In Nairobi, there is a place called “Carnivore” where you get to eat all kinds of wild animals from zebra to gazelle to giraffe to lion. Tasting every single piece of wild animals is a great adventure. Each meat has such a distinctive flavor, and many of them have a very gamey, strong taste. Growing up on a mostly vegetable and grain based diet, I wasn’t that adventurous with meats until the nineties. Once, my Grandma served peacock and lamb kabobs as a specialty at our family gathering. The thought of eating a colorful peacock and an adorable sheep grossed me out so much that I put my spoon down. My Grandma, who was very offended by my rejection, said, “these special meats used to be served only to Kings in the palace. Don’t you want to try?”. I shook my head left and right and moved myself farther away from that plate. A decade later, my perception of lamb completely changed when I visited Scotland. Scots are very big on sheep. The national dish of Scotland is sheep’s intestines cooked in a sheep’s stomach. Lamb-based Scotch broth is also very popular. Scots cooked their lambs so deliciously that I have eaten lamb ever since trying it there. In the US, lambs are most widely consumed on Easter, but I think warm lamb dishes are great during the cold winter. Its strong flavor and “heaviness” can put on an extra layer of “weight” to keep you warm. With that thought, I am making Scottish lamb stew with barley, turnips and carrots in my California kitchen to stay warm today.

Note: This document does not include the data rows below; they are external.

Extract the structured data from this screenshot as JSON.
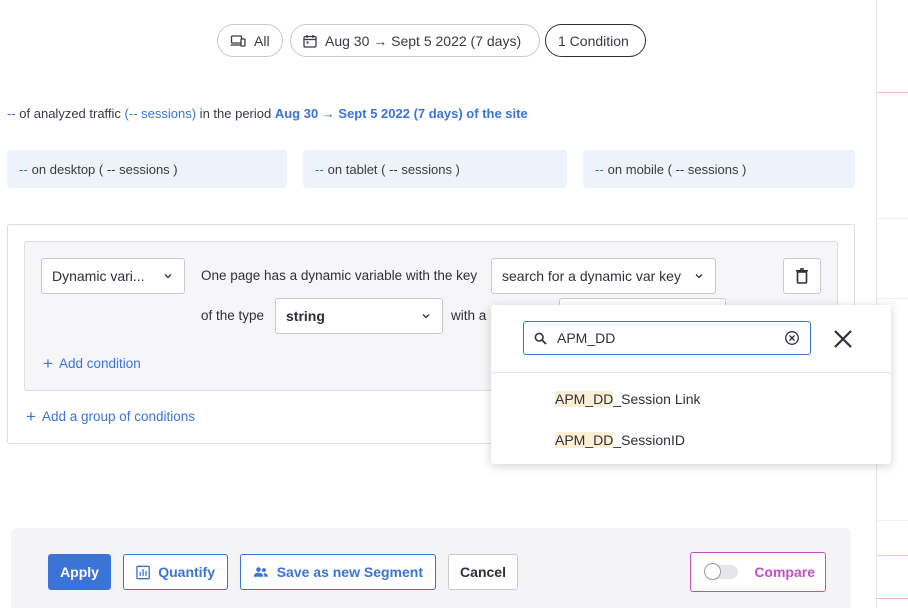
{
  "filters": {
    "device": "All",
    "date_range": "Aug 30 → Sept 5 2022 (7 days)",
    "conditions": "1 Condition"
  },
  "summary": {
    "part1": "--",
    "part2": " of analyzed traffic ",
    "part3": "(-- sessions)",
    "part4": " in the period ",
    "part5": "Aug 30 → Sept 5 2022 (7 days) of the site"
  },
  "devices": [
    {
      "prefix": "--",
      "label": "on desktop ( -- sessions )"
    },
    {
      "prefix": "--",
      "label": "on tablet ( -- sessions )"
    },
    {
      "prefix": "--",
      "label": "on mobile ( -- sessions )"
    }
  ],
  "condition": {
    "criteria_select": "Dynamic vari...",
    "text_key": "One page has a dynamic variable with the key",
    "key_select": "search for a dynamic var key",
    "text_type": "of the type",
    "type_select": "string",
    "text_with": "with a",
    "add_condition": "Add condition",
    "add_group": "Add a group of conditions"
  },
  "dropdown": {
    "search_value": "APM_DD",
    "options": [
      {
        "match": "APM_DD",
        "rest": "_Session Link"
      },
      {
        "match": "APM_DD",
        "rest": "_SessionID"
      }
    ]
  },
  "footer": {
    "apply": "Apply",
    "quantify": "Quantify",
    "save_segment": "Save as new Segment",
    "cancel": "Cancel",
    "compare": "Compare"
  },
  "colors": {
    "accent": "#3b73d6",
    "compare": "#c64fc6",
    "highlight": "#fbefd6"
  }
}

First, I preheat the pot and brown 1 ½ lb lamb stew meats with bones. Then I add 1 onion, 1 large garlic clove, 1 turnip (diced), 2 carrots (sliced), 2 celery stalks (sliced), white part of 1 leek (sliced), 1 Tablespoon whole black peppercorns, 1 Tablespoon sea salt, 1 bay leaf & 4 sprigs of fresh thyme to the pot. When the onion color looks translucent, I pour 10 cups water and bring it to boil. Then I simmer for a couple of hours until the lamb meats start falling off the bone. Then I take out meats from the pot and strain out all vegetables. Then I skim off fat and bring the clear lamb broth to boil (~7 cups). Then, I return the “cooked”, lamb meats and add ¾ cup pearl barley, 1 onion (chopped), 2 turnips (shredded), 2 carrots (shredded), 2 celery stalks (sliced), 1 white part of leek (sliced), 1 cup cabbage (shredded) and salt and pepper to taste. After 15-20 minutes of cooking, I serve the “one pot meal” topped with some fresh parsley.
I’m pairing the lamb stew with a 2005 Bassetti Merlot from Monterey county, California. With its blend of 95% Merlot and some Syrah, Malbec and Cabernet Sauvignon, this French oak-aged dry red wine has supple cherry and berry flavors with herbaceous notes and soft tannin. Round, plummy and fruity, it is great for this delicious Scottish lamb stew with its layers of complexities. The fruit-forwardness of the wine draws out the sweetness of the turnips and carrots. And, the small portion of Cabernet Sauvignon added to this Merlot gives a nice structure to this round wine to stand up against the flavors of lamb without overpowering it. What a charming pairing this dish and a wine are!
Hope you enjoy the taste of Scotland with a pairing of Merlot. I wish you an amazing 2012 filled with great joy, happiness and prosperity. Happy cooking!